For cinephiles, 2009 got off to a slow start but fortunately finished strong, with many memorable movies finally filling multiplexes.
Several directors offered innovative takes on tired genres, from J.J. Abrams’ thrilling “Star Trek” reboot to Ruben Fleischer’s uproarious horror-comedy “Zombieland” to Sacha Gervasi’s shockingly touching rock-doc “Anvil! The Story of Anvil.” And those are a few of the fantastic films that didn’t make my surprisingly, and thankfully, competitive top 10 list for ’09.
1. “Inglourious Basterds.” Auteur Quentin Tarantino offers his magnum opus with his history-rewriting World War II revenge fantasy about a ruthless Nazi Jew hunter (the Oscar-worthy Christoph Waltz), an orphaned French Jew (Melanie Laurent) hellbent on retribution and a bloodthirsty group of Jewish-American guerrilla fighters led by a hick lieutenant known as Aldo the Apache (Brad Pitt). Tarantino demonstrates his usual penchant for outlandish violence, hilarious dark humor and near-torturous pacing, but his vision has never been bigger or bolder.
2. “The Hurt Locker.” Director Kathryn Bigelow and embedded-journalist-turned-screenwriter Mark Boal deliver not only the best film about the war in Iraq to date but also one of the most thrilling and thought-provoking combat movies in recent memory. Jeremy Renner gives a career-defining performance as the maverick leader of an Army bomb-disposal unit working the dangerous Baghdad streets in summer 2004.
3. “Up in the Air.” Writer-director Jason Reitman improbably soars even higher than his unforgettable 2007 Oscar contender “Juno” with this affecting dramedy.
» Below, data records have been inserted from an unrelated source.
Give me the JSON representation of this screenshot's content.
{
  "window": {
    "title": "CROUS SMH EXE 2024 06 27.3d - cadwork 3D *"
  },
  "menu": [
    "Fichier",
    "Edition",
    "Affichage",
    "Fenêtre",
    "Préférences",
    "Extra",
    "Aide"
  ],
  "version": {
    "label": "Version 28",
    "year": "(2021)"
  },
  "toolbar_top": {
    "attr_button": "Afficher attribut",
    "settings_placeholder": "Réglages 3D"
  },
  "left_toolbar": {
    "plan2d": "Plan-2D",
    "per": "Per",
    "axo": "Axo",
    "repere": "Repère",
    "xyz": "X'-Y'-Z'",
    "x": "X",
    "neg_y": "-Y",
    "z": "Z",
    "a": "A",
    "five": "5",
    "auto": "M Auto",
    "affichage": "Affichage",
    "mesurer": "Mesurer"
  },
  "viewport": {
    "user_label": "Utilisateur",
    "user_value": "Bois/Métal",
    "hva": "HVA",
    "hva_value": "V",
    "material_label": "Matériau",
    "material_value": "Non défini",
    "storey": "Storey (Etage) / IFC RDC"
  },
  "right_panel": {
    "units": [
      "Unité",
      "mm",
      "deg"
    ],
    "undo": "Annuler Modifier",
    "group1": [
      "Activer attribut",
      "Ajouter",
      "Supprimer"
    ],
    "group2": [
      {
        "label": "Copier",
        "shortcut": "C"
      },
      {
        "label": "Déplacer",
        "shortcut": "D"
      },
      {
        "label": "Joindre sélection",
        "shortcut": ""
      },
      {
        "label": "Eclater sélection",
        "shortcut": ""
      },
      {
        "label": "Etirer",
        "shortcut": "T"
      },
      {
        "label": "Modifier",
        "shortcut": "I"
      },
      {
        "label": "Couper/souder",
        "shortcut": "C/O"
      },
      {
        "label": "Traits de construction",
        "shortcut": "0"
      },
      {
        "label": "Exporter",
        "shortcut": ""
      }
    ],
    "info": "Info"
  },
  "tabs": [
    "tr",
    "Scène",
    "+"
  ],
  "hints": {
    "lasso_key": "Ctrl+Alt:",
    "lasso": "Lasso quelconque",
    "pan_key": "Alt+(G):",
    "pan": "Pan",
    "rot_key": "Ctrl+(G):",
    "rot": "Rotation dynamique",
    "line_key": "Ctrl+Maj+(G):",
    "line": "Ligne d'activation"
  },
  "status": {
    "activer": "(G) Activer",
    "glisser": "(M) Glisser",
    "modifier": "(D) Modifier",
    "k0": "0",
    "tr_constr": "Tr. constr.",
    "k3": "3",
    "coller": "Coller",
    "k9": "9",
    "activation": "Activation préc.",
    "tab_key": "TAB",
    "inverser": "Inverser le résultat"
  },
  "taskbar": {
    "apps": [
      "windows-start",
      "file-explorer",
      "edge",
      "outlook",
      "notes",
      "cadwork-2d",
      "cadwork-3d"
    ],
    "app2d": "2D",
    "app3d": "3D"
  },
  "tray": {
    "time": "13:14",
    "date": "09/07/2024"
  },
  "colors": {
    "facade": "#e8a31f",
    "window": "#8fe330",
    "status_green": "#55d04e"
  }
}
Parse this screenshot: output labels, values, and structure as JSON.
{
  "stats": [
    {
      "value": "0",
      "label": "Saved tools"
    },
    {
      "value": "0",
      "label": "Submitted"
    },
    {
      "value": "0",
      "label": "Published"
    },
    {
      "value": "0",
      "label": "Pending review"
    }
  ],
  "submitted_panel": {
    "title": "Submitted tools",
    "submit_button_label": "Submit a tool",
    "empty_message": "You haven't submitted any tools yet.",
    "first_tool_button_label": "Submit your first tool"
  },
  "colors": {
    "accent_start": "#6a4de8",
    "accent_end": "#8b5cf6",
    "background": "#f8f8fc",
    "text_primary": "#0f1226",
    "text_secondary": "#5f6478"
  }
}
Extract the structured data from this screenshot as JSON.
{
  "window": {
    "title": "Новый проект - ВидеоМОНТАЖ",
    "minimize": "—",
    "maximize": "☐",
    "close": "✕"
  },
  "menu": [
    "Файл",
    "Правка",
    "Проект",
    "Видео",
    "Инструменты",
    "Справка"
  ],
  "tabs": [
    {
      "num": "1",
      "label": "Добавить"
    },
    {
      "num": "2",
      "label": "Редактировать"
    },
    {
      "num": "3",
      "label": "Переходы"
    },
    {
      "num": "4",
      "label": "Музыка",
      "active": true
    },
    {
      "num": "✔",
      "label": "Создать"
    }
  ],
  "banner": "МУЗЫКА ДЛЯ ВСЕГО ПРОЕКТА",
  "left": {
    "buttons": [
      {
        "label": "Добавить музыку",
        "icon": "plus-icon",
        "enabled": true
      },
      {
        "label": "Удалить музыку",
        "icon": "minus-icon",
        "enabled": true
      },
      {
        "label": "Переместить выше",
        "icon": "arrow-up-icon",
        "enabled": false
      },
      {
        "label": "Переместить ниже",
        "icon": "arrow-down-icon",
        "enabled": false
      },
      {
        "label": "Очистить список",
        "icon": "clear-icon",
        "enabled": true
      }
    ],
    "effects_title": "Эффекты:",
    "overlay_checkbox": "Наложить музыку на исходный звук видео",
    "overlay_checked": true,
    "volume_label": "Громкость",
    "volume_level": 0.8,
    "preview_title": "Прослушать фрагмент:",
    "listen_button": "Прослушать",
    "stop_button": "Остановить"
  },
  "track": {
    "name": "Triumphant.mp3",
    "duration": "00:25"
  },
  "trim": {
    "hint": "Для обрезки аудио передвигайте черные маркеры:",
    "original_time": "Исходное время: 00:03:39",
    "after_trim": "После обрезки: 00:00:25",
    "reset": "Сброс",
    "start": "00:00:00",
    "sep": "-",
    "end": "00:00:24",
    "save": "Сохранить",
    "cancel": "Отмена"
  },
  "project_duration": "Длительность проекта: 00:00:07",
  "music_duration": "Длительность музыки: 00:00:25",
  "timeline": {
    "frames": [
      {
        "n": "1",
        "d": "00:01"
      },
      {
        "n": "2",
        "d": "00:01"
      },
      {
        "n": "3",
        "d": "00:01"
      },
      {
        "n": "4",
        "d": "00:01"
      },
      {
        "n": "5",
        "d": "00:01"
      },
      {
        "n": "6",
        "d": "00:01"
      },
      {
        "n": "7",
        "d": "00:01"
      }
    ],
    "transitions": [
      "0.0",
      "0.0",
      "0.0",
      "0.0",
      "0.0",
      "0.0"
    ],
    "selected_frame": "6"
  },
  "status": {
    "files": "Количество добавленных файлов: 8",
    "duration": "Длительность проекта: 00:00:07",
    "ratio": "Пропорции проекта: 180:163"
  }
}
And star George Clooney elevates his game beyond even his intense turn in ’07′s “Michael Clayton” as a consultant compelled to rethink his disconnected existence as a frequent flier who fires people for a living.
4. “(500) Days of Summer.” In his feature film debut, Marc Webb casts off the wretched conventions of modern-day romantic comedies, crafting an emotionally resonant love story with a nonlinear plot line, amazing soundtrack and strong performances from Joseph Gordon-Levitt and Zooey Deschanel.
5. “Precious: Based on the Novel ‘Push’ by Sapphire.” This harrowing but ultimately uplifting drama about a pregnant Harlem teen (astonishing newcomer Gabourey Sidibe) trying to overcome incest, abuse, obesity, illiteracy and poverty may be stomach-turning and heart-breaking to watch but should be required viewing in the so-called land of plenty. Mo’Nique deserves an Oscar for her bowel-loosening turn as Precious’ vicious mother.
6. “Fantastic Mr. Fox.” Auteur Wes Anderson shows a delightful knack for animation, using eye-popping stop-motion techniques, along with his trademark dry wit and quirky sensibilities, to craft a subversively funny film based on Roald Dahl’s children’s book about a chicken-snatching fox (George Clooney) and the farmers who want to kill him.
7. “Up.” The brilliant minds at Pixar continue to propel animated films to new heights with the imaginative, tender and madcap tale of a grieving balloon peddler (voice of Ed Asner) who turns his house into a makeshift airship and takes an exotic journey to South America.
8. “District 9.” Writer-director Neill Blomkamp revolutionizes the alien-invasion subgenre while mining the classic tradition of the best science-fiction films. His feature film debut employs immersive, documentary-style realism to tell an otherworldly tale with relevant themes about the human capacity for prejudice, exploitation and cooperation.
9. “Invictus.” As a director, Clint Eastwood is renowned for dark fare such as “Gran Torino,” “Unforgiven” and “Million Dollar Baby.” With help from stalwart stars Morgan Freeman and Matt Damon, Eastwood proves he can make an inspiring yet meaningful crowd-pleaser with his true-life story of South African President Nelson Mandela’s (Freeman) efforts to use the power of sport to unite his divided nation.
10. “The Brothers Bloom.” Watching the first half of writer-director Rian Johnson’s con-man caper was the best time I had at the movies all year. Through the intricate plot twists of the second half, the film’s eccentric characters, raucous good humor and magical realism keep it a sublime cinematic experience.